> _What to do_
In the entries that follow, find the word "explorer" and report each line it is on.

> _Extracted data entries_
-=-=-=-=-

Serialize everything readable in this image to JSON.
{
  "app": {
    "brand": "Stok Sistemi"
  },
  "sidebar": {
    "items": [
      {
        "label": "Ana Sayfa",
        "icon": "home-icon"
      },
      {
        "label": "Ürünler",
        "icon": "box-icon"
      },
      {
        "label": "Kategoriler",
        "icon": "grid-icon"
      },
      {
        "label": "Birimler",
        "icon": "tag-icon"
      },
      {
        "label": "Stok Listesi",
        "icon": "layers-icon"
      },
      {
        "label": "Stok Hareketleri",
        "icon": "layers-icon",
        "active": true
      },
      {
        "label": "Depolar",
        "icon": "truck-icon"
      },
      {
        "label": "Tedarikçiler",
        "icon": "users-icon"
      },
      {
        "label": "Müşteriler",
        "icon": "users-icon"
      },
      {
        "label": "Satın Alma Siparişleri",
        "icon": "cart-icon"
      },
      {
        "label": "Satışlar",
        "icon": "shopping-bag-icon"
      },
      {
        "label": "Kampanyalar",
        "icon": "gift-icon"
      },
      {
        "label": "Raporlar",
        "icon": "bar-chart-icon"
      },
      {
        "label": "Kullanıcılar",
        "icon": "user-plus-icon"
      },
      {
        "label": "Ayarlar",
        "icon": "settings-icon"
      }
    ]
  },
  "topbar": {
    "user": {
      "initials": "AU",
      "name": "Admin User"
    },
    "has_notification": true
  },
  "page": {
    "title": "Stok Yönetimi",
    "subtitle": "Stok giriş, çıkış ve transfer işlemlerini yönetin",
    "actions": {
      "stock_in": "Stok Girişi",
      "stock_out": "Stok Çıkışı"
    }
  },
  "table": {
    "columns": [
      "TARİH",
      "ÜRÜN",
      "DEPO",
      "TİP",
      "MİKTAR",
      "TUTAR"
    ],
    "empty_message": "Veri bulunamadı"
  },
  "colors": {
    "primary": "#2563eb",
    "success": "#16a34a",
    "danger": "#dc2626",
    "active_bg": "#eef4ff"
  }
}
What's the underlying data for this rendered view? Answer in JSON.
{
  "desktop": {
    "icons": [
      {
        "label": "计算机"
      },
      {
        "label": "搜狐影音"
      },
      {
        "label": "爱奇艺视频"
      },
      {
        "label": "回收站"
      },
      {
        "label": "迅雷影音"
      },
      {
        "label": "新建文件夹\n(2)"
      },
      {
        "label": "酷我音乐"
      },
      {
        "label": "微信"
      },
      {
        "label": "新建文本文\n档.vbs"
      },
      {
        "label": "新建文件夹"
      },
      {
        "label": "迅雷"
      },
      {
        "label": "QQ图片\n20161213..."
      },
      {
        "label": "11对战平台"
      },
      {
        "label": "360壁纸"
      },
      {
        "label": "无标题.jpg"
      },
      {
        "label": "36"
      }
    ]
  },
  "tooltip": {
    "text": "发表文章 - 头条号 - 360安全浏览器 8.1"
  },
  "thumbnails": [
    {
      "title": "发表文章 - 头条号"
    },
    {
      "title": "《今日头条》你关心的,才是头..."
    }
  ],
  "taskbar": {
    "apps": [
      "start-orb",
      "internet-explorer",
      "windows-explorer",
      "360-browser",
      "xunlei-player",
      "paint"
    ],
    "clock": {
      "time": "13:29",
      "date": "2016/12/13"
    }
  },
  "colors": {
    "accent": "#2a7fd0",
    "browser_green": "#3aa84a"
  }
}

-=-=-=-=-

> _Written response_
      "internet-explorer",
      "windows-explorer",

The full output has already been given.